Filter out every line below that lacks "close", and copy the rest.
##### The input
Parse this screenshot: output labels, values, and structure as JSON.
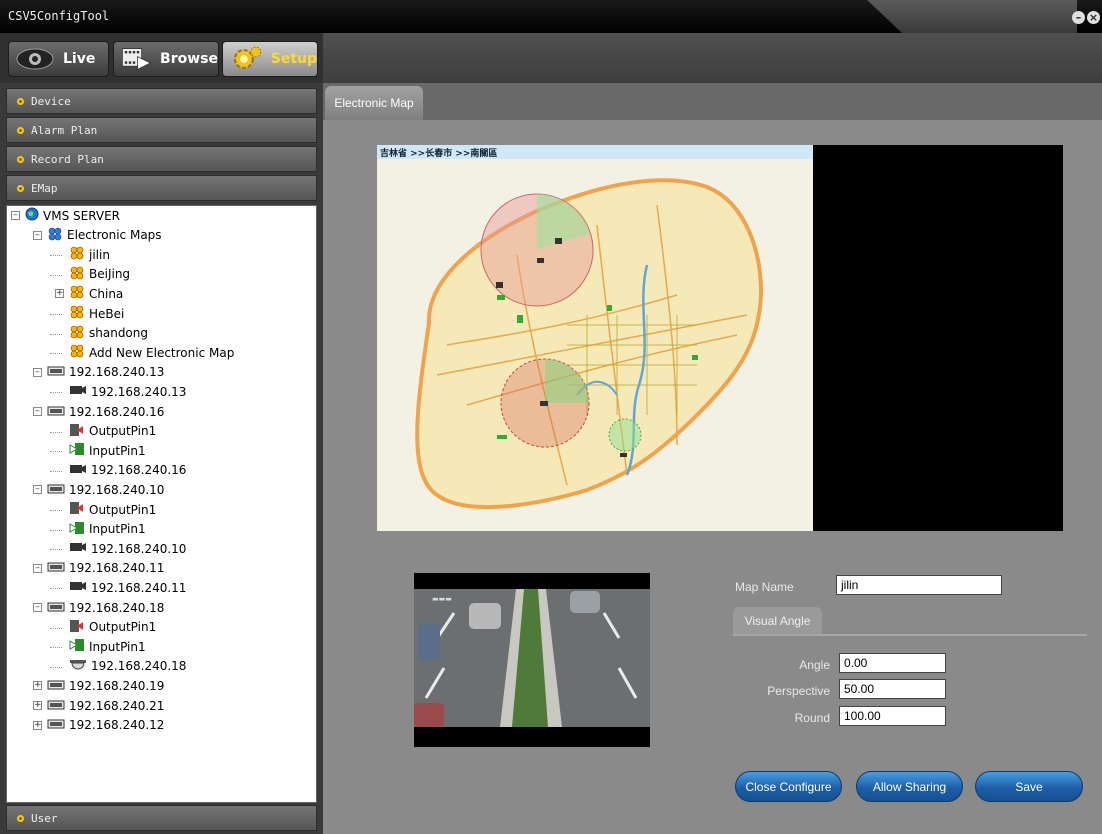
{
  "window": {
    "title": "CSV5ConfigTool",
    "minimize": "–",
    "close": "×"
  },
  "modes": [
    {
      "label": "Live",
      "icon": "eye-icon"
    },
    {
      "label": "Browse",
      "icon": "film-icon"
    },
    {
      "label": "Setup",
      "icon": "gear-icon",
      "active": true
    }
  ],
  "sidebar": {
    "sections": [
      "Device",
      "Alarm Plan",
      "Record Plan",
      "EMap"
    ],
    "bottom_section": "User"
  },
  "tree": {
    "root": "VMS SERVER",
    "maps_group": "Electronic Maps",
    "maps": [
      "jilin",
      "BeiJing",
      "China",
      "HeBei",
      "shandong",
      "Add New Electronic Map"
    ],
    "devices": [
      {
        "label": "192.168.240.13",
        "children": [
          "192.168.240.13"
        ]
      },
      {
        "label": "192.168.240.16",
        "children": [
          "OutputPin1",
          "InputPin1",
          "192.168.240.16"
        ]
      },
      {
        "label": "192.168.240.10",
        "children": [
          "OutputPin1",
          "InputPin1",
          "192.168.240.10"
        ]
      },
      {
        "label": "192.168.240.11",
        "children": [
          "192.168.240.11"
        ]
      },
      {
        "label": "192.168.240.18",
        "children": [
          "OutputPin1",
          "InputPin1",
          "192.168.240.18"
        ]
      },
      {
        "label": "192.168.240.19",
        "children": []
      },
      {
        "label": "192.168.240.21",
        "children": []
      },
      {
        "label": "192.168.240.12",
        "children": []
      }
    ]
  },
  "main": {
    "tab": "Electronic Map",
    "map_header": "吉林省 >>长春市 >>南關區",
    "map_name_label": "Map Name",
    "map_name": "jilin",
    "visual_angle_tab": "Visual Angle",
    "angle_label": "Angle",
    "angle": "0.00",
    "perspective_label": "Perspective",
    "perspective": "50.00",
    "round_label": "Round",
    "round": "100.00",
    "buttons": {
      "close": "Close Configure",
      "share": "Allow Sharing",
      "save": "Save"
    }
  },
  "colors": {
    "accent_yellow": "#ffcc00",
    "button_blue": "#1d5ea8"
  }
}
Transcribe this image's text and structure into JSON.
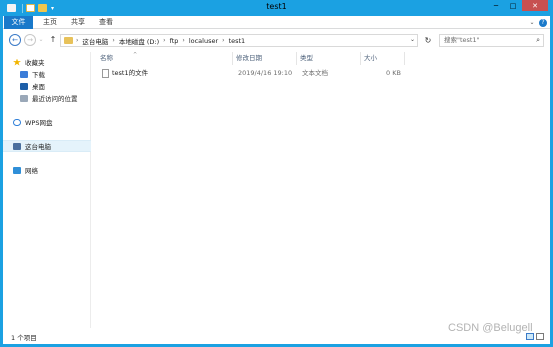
{
  "window": {
    "title": "test1",
    "colors": {
      "frame": "#1ba1e2",
      "file_tab": "#1979ca",
      "close": "#c75050"
    }
  },
  "quick_access": {
    "icons": [
      "properties-icon",
      "new-folder-icon",
      "folder-icon"
    ]
  },
  "title_buttons": {
    "minimize": "─",
    "maximize": "□",
    "close": "✕"
  },
  "ribbon": {
    "tabs": [
      {
        "label": "文件"
      },
      {
        "label": "主页"
      },
      {
        "label": "共享"
      },
      {
        "label": "查看"
      }
    ],
    "expand_glyph": "⌄",
    "help_glyph": "?"
  },
  "nav": {
    "back": "←",
    "forward": "→",
    "recent": "⌄",
    "up": "↑",
    "breadcrumb": [
      "这台电脑",
      "本地磁盘 (D:)",
      "ftp",
      "localuser",
      "test1"
    ],
    "chevron": "›",
    "dropdown": "⌄",
    "refresh": "↻",
    "search_placeholder": "搜索\"test1\"",
    "search_glyph": "⌕"
  },
  "sidebar": {
    "items": [
      {
        "label": "收藏夹",
        "icon": "star-icon"
      },
      {
        "label": "下载",
        "icon": "download-icon"
      },
      {
        "label": "桌面",
        "icon": "desktop-icon"
      },
      {
        "label": "最近访问的位置",
        "icon": "recent-places-icon"
      },
      {
        "label": "WPS网盘",
        "icon": "cloud-icon"
      },
      {
        "label": "这台电脑",
        "icon": "computer-icon",
        "selected": true
      },
      {
        "label": "网络",
        "icon": "network-icon"
      }
    ]
  },
  "columns": [
    {
      "label": "名称"
    },
    {
      "label": "修改日期"
    },
    {
      "label": "类型"
    },
    {
      "label": "大小"
    }
  ],
  "files": [
    {
      "name": "test1的文件",
      "modified": "2019/4/16 19:10",
      "type": "文本文档",
      "size": "0 KB"
    }
  ],
  "status": {
    "count": "1 个项目"
  },
  "watermark": "CSDN @Belugell"
}
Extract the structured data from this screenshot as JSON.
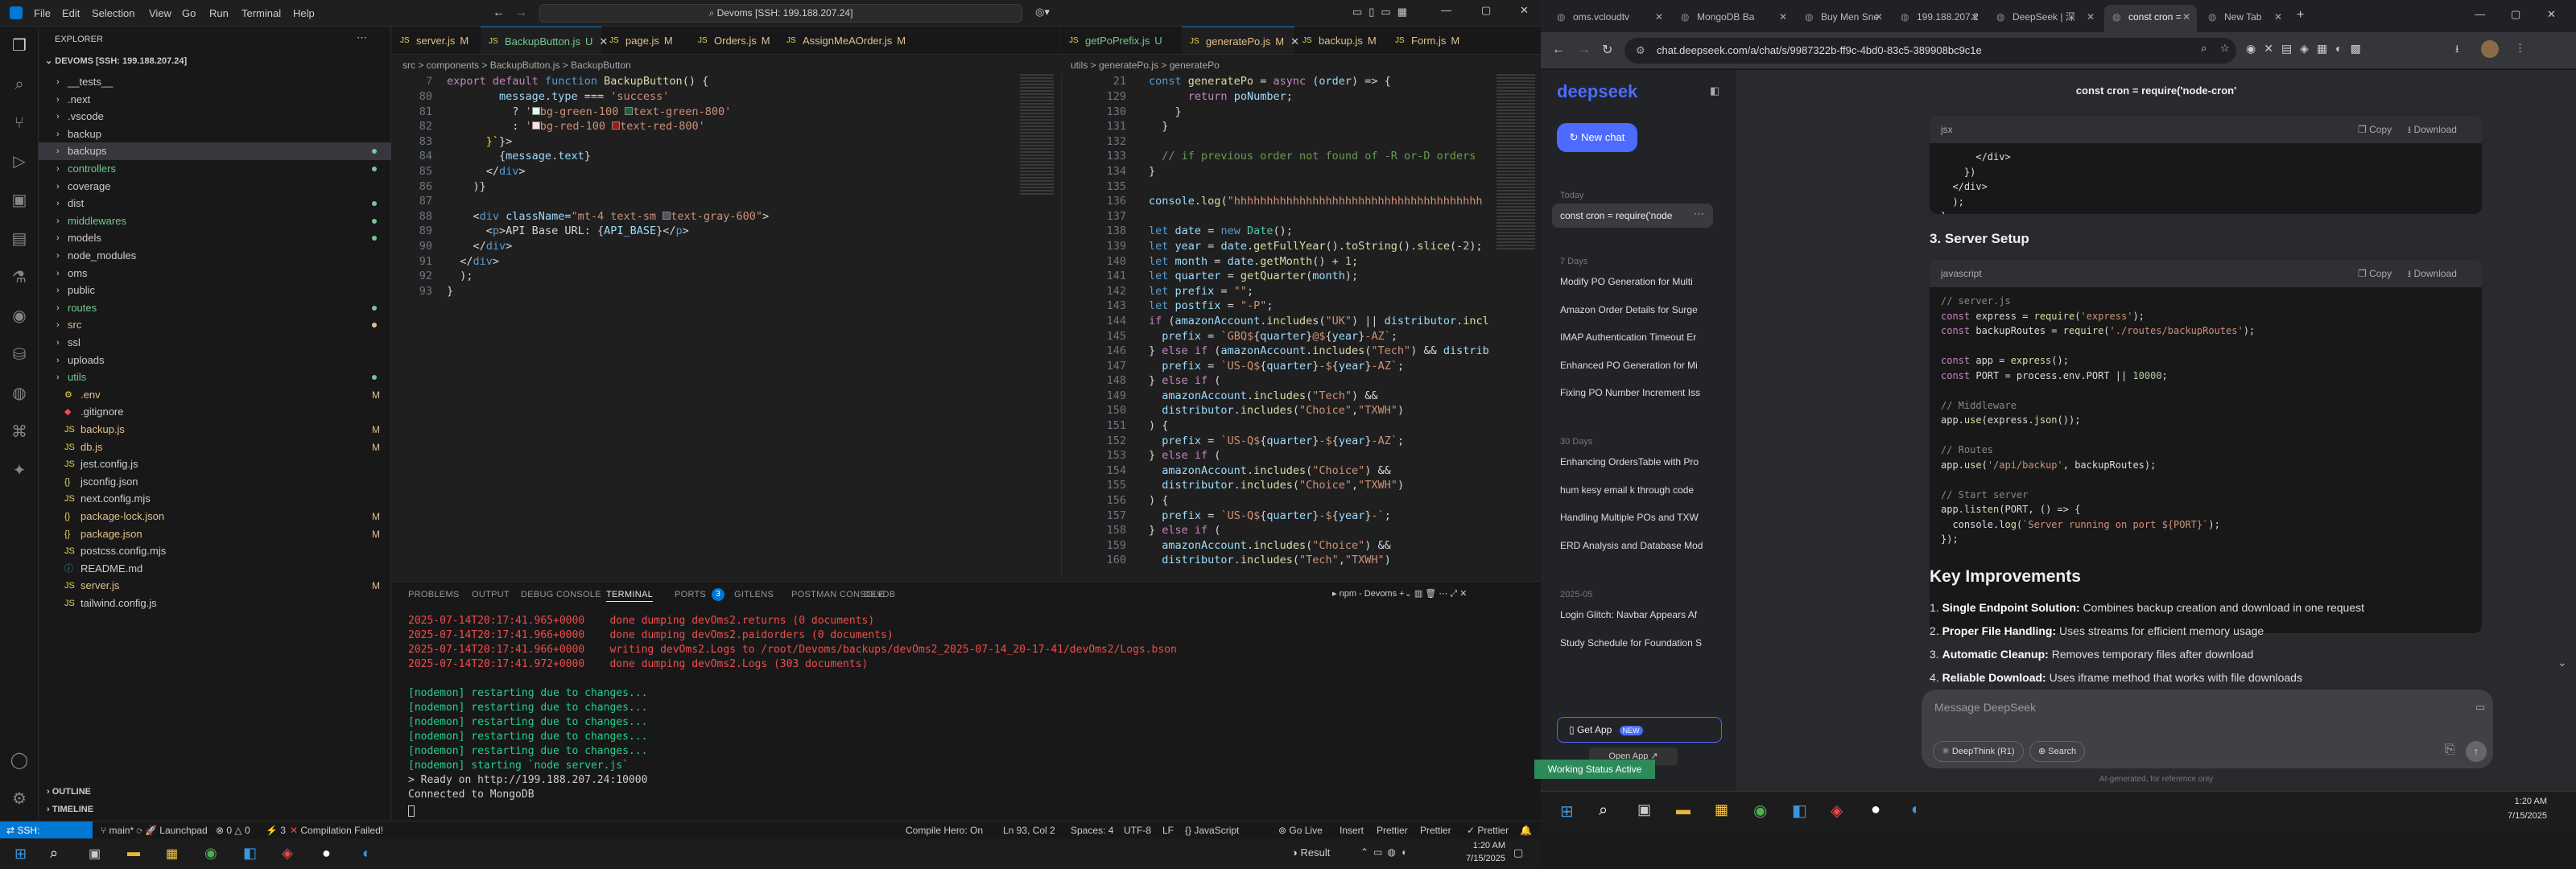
{
  "vscode": {
    "menus": [
      "File",
      "Edit",
      "Selection",
      "View",
      "Go",
      "Run",
      "Terminal",
      "Help"
    ],
    "search": "Devoms [SSH: 199.188.207.24]",
    "explorer_title": "EXPLORER",
    "root": "DEVOMS [SSH: 199.188.207.24]",
    "files": [
      {
        "n": "__tests__",
        "t": "dir"
      },
      {
        "n": ".next",
        "t": "dir"
      },
      {
        "n": ".vscode",
        "t": "dir"
      },
      {
        "n": "backup",
        "t": "dir"
      },
      {
        "n": "backups",
        "t": "dir",
        "sel": true,
        "dot": true
      },
      {
        "n": "controllers",
        "t": "dir",
        "dot": true,
        "c": "#73c991"
      },
      {
        "n": "coverage",
        "t": "dir"
      },
      {
        "n": "dist",
        "t": "dir",
        "dot": true
      },
      {
        "n": "middlewares",
        "t": "dir",
        "dot": true,
        "c": "#73c991"
      },
      {
        "n": "models",
        "t": "dir",
        "dot": true
      },
      {
        "n": "node_modules",
        "t": "dir"
      },
      {
        "n": "oms",
        "t": "dir"
      },
      {
        "n": "public",
        "t": "dir"
      },
      {
        "n": "routes",
        "t": "dir",
        "dot": true,
        "c": "#73c991"
      },
      {
        "n": "src",
        "t": "dir",
        "dot": true,
        "c": "#e2c08d"
      },
      {
        "n": "ssl",
        "t": "dir"
      },
      {
        "n": "uploads",
        "t": "dir"
      },
      {
        "n": "utils",
        "t": "dir",
        "dot": true,
        "c": "#73c991"
      },
      {
        "n": ".env",
        "t": "env",
        "b": "M",
        "c": "#e2c08d"
      },
      {
        "n": ".gitignore",
        "t": "git"
      },
      {
        "n": "backup.js",
        "t": "js",
        "b": "M",
        "c": "#e2c08d"
      },
      {
        "n": "db.js",
        "t": "js",
        "b": "M",
        "c": "#e2c08d"
      },
      {
        "n": "jest.config.js",
        "t": "js"
      },
      {
        "n": "jsconfig.json",
        "t": "json"
      },
      {
        "n": "next.config.mjs",
        "t": "js"
      },
      {
        "n": "package-lock.json",
        "t": "json",
        "b": "M",
        "c": "#e2c08d"
      },
      {
        "n": "package.json",
        "t": "json",
        "b": "M",
        "c": "#e2c08d"
      },
      {
        "n": "postcss.config.mjs",
        "t": "js"
      },
      {
        "n": "README.md",
        "t": "md"
      },
      {
        "n": "server.js",
        "t": "js",
        "b": "M",
        "c": "#e2c08d"
      },
      {
        "n": "tailwind.config.js",
        "t": "js"
      }
    ],
    "outline": "OUTLINE",
    "timeline": "TIMELINE",
    "tabs1": [
      {
        "n": "server.js",
        "s": "M"
      },
      {
        "n": "BackupButton.js",
        "s": "U",
        "active": true
      },
      {
        "n": "page.js",
        "s": "M"
      },
      {
        "n": "Orders.js",
        "s": "M"
      },
      {
        "n": "AssignMeAOrder.js",
        "s": "M"
      }
    ],
    "tabs2": [
      {
        "n": "getPoPrefix.js",
        "s": "U"
      },
      {
        "n": "generatePo.js",
        "s": "M",
        "active": true
      },
      {
        "n": "backup.js",
        "s": "M"
      },
      {
        "n": "Form.js",
        "s": "M"
      }
    ],
    "bc1": "src > components > BackupButton.js > BackupButton",
    "bc2": "utils > generatePo.js > generatePo",
    "sticky1": "export default function BackupButton() {",
    "sticky2": "const generatePo = async (order) => {",
    "panel_tabs": [
      "PROBLEMS",
      "OUTPUT",
      "DEBUG CONSOLE",
      "TERMINAL",
      "PORTS",
      "GITLENS",
      "POSTMAN CONSOLE",
      "DEVDB"
    ],
    "ports_count": "3",
    "terminal_name": "npm - Devoms",
    "terminal_lines": [
      {
        "t": "2025-07-14T20:17:41.965+0000    done dumping devOms2.returns (0 documents)",
        "c": "#f14c4c"
      },
      {
        "t": "2025-07-14T20:17:41.966+0000    done dumping devOms2.paidorders (0 documents)",
        "c": "#f14c4c"
      },
      {
        "t": "2025-07-14T20:17:41.966+0000    writing devOms2.Logs to /root/Devoms/backups/devOms2_2025-07-14_20-17-41/devOms2/Logs.bson",
        "c": "#f14c4c"
      },
      {
        "t": "2025-07-14T20:17:41.972+0000    done dumping devOms2.Logs (303 documents)",
        "c": "#f14c4c"
      },
      {
        "t": "",
        "c": "#ccc"
      },
      {
        "t": "[nodemon] restarting due to changes...",
        "c": "#23d18b"
      },
      {
        "t": "[nodemon] restarting due to changes...",
        "c": "#23d18b"
      },
      {
        "t": "[nodemon] restarting due to changes...",
        "c": "#23d18b"
      },
      {
        "t": "[nodemon] restarting due to changes...",
        "c": "#23d18b"
      },
      {
        "t": "[nodemon] restarting due to changes...",
        "c": "#23d18b"
      },
      {
        "t": "[nodemon] starting `node server.js`",
        "c": "#23d18b"
      },
      {
        "t": "> Ready on http://199.188.207.24:10000",
        "c": "#ccc"
      },
      {
        "t": "Connected to MongoDB",
        "c": "#ccc"
      }
    ],
    "status": {
      "remote": "SSH: 199.188.207.24",
      "branch": "main*",
      "launchpad": "Launchpad",
      "errors": "0",
      "warnings": "0",
      "ports": "3",
      "compile": "Compilation Failed!",
      "hero": "Compile Hero: On",
      "pos": "Ln 93, Col 2",
      "spaces": "Spaces: 4",
      "enc": "UTF-8",
      "eol": "LF",
      "lang": "JavaScript",
      "golive": "Go Live",
      "insert": "Insert",
      "prettier": "Prettier",
      "prettier2": "Prettier",
      "prettier3": "Prettier"
    },
    "taskbar": {
      "result": "Result",
      "time": "1:20 AM",
      "date": "7/15/2025"
    }
  },
  "browser": {
    "tabs": [
      "oms.vcloudtv",
      "MongoDB Ba",
      "Buy Men Sne",
      "199.188.207.2",
      "DeepSeek | 深",
      "const cron =",
      "New Tab"
    ],
    "url": "chat.deepseek.com/a/chat/s/9987322b-ff9c-4bd0-83c5-389908bc9c1e",
    "ds": {
      "logo": "deepseek",
      "new_chat": "New chat",
      "today": "Today",
      "current": "const cron = require('node",
      "g7": "7 Days",
      "g30": "30 Days",
      "gy": "2025-05",
      "h7": [
        "Modify PO Generation for Multi",
        "Amazon Order Details for Surge",
        "IMAP Authentication Timeout Er",
        "Enhanced PO Generation for Mi",
        "Fixing PO Number Increment Iss"
      ],
      "h30": [
        "Enhancing OrdersTable with Pro",
        "hum kesy email k through code",
        "Handling Multiple POs and TXW",
        "ERD Analysis and Database Mod"
      ],
      "hy": [
        "Login Glitch: Navbar Appears Af",
        "Study Schedule for Foundation S"
      ],
      "get_app": "Get App",
      "new_badge": "NEW",
      "open_app": "Open App ↗",
      "chat_title": "const cron = require('node-cron'",
      "block1_lang": "jsx",
      "copy": "Copy",
      "download": "Download",
      "block1_code": "      </div>\n    })\n  </div>\n  );\n}",
      "h_server": "3. Server Setup",
      "block2_lang": "javascript",
      "h_key": "Key Improvements",
      "improvements": [
        {
          "b": "Single Endpoint Solution:",
          "t": " Combines backup creation and download in one request"
        },
        {
          "b": "Proper File Handling:",
          "t": " Uses streams for efficient memory usage"
        },
        {
          "b": "Automatic Cleanup:",
          "t": " Removes temporary files after download"
        },
        {
          "b": "Reliable Download:",
          "t": " Uses iframe method that works with file downloads"
        }
      ],
      "input_ph": "Message DeepSeek",
      "deepthink": "DeepThink (R1)",
      "search": "Search",
      "footer": "AI-generated, for reference only"
    },
    "working": "Working Status Active",
    "time": "1:20 AM",
    "date": "7/15/2025"
  }
}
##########
→ Result
    "close": "×"
      "close": "Close Configure",
      "close": "#c75050"
    "close": "✕"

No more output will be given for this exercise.